A recent report in The Telegraph, UK, on why online dating generates more lasting relationships, states, “love is now big business worth an annual $4 billion internationally and growing at 70 per cent a year”. Psychologists at the Chicago University are of the opinion that marriages which begin with online dating have a greater chance of success than those which begin in the ‘real’ world. According to a survey, couples who first met in person reported “slightly less satisfaction” than the ones who met online.
The times are a-changing, it can be said, but one wonders where this change is going. Online dating ‘solutions’ provided by professional matchmakers are for the rich and the busy — who have little time to search for a partner in the world outside the computer screen. But anyone who has an account on Facebook will realize how online love is all set to dissolve class barriers.
A Facebook profile is almost like a voter ID card now — not having one is unusual. One doesn’t even require a personal computer or an internet café to have one — the phone is a mini computer. Facebook is like a huge party room, a café, a bar or a community centre you can visit at all hours. Finding love and doing business, of course, are the most common reasons for visiting such places.

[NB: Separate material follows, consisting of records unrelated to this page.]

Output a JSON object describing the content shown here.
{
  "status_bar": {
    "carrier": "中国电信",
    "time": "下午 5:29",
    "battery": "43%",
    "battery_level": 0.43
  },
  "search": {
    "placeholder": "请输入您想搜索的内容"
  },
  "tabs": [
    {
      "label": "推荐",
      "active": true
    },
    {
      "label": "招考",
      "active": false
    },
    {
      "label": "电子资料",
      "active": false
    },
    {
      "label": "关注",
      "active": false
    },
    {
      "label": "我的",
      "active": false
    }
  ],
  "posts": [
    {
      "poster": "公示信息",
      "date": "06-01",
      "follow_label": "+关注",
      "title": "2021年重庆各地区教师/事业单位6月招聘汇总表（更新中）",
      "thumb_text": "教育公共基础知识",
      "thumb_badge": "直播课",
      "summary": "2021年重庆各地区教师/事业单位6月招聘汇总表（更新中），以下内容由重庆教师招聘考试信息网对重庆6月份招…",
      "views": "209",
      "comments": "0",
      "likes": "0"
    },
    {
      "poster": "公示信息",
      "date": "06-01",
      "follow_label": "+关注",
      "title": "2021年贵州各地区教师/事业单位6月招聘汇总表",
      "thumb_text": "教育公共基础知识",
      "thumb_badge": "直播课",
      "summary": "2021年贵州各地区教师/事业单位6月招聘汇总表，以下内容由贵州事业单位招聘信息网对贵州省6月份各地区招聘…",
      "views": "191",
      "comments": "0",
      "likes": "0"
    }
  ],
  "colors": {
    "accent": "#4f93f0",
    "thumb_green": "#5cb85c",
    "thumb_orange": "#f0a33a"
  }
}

What is it that makes internet love such a popular and comfortable option — the risks of fake profiles, fake photographs and fake identities notwithstanding? Delving into that abyss called the human psyche, one could investigate why an introvert can transform himself into a flamboyant extrovert in his virtual avatar, how a Photoshopped image can work wonders for one’s confidence and why the ‘safe’ distance afforded by the computer screen can help a person express his or her emotions better. One clear advantage of the virtual self is the anonymity that comes with it. A Facebook profile can be disposed of, or disowned, at will. One can discard an entire episode — of promises made, inclinations shown, words spoken, emotions expressed — with a simple Block or Unfriend button. Online dating also makes it far easier to ward off unwanted attention. It’s a life that can be created, erased and re-created. The virtual life is far more empowering than the ‘real’ one.

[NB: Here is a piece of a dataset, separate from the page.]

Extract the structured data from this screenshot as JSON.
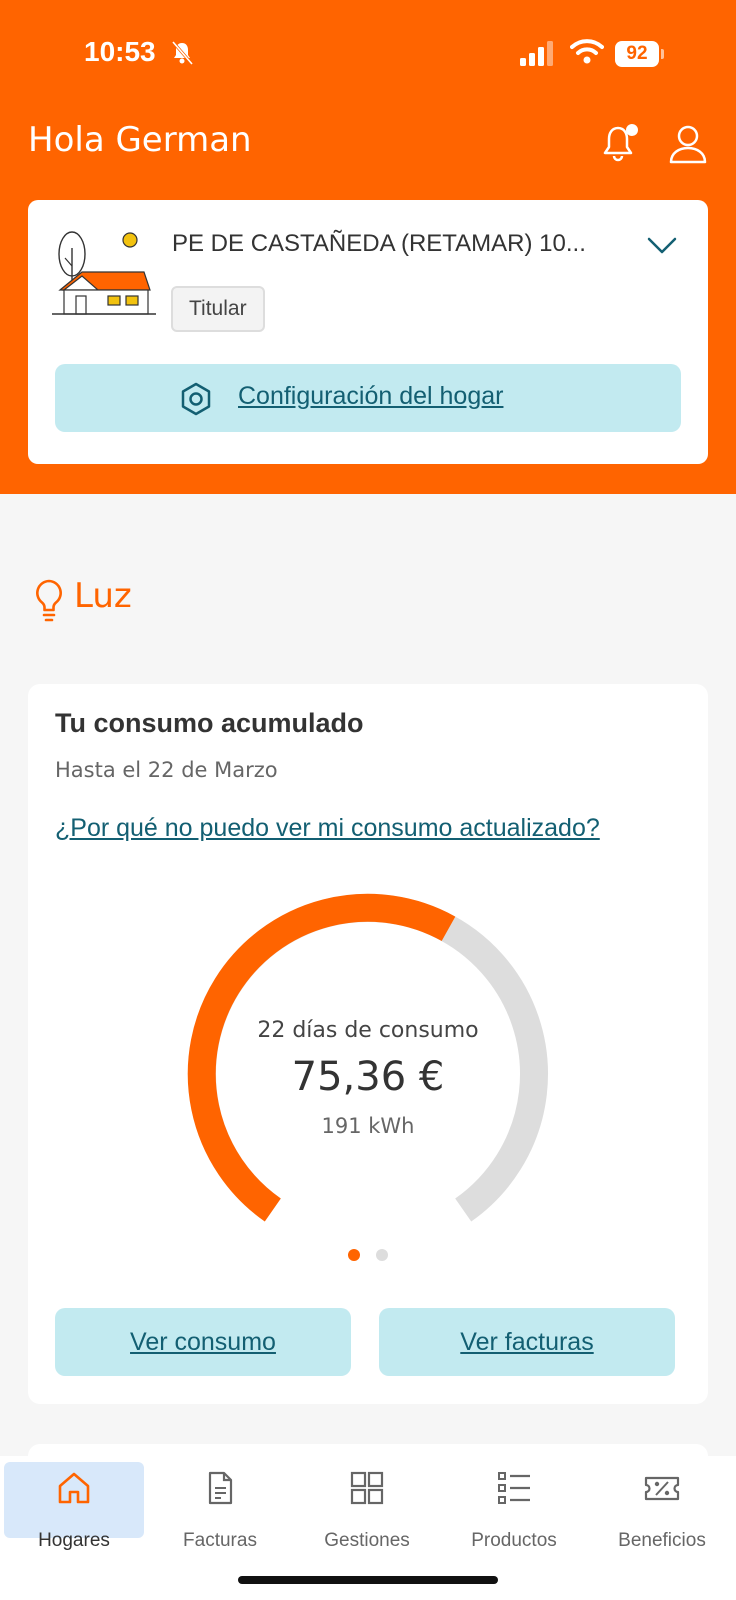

The virtual world also offers the convenience of packaging oneself better. In person, one might blabber or stammer, or be bad at finding the right words at the right moment. One may have a bad hair day; the lack of a decent dress or a good perfume may spoil a date. But words written in chat boxes can be erased and rewritten before one presses the Enter button. The About Me section can be edited, the profile picture airbrushed. Physical presence will often betray — through the flicker of the eye, the hint of a smile or the tightening of facial muscles — what one tries to hide. But smileys are standardized templates for the ‘exact’ emotion one intends to express. They will not let the other person read more than what is required.
Love does involve advertising oneself to the prospective partner as a lucrative option. It is a business that can be done better over the internet.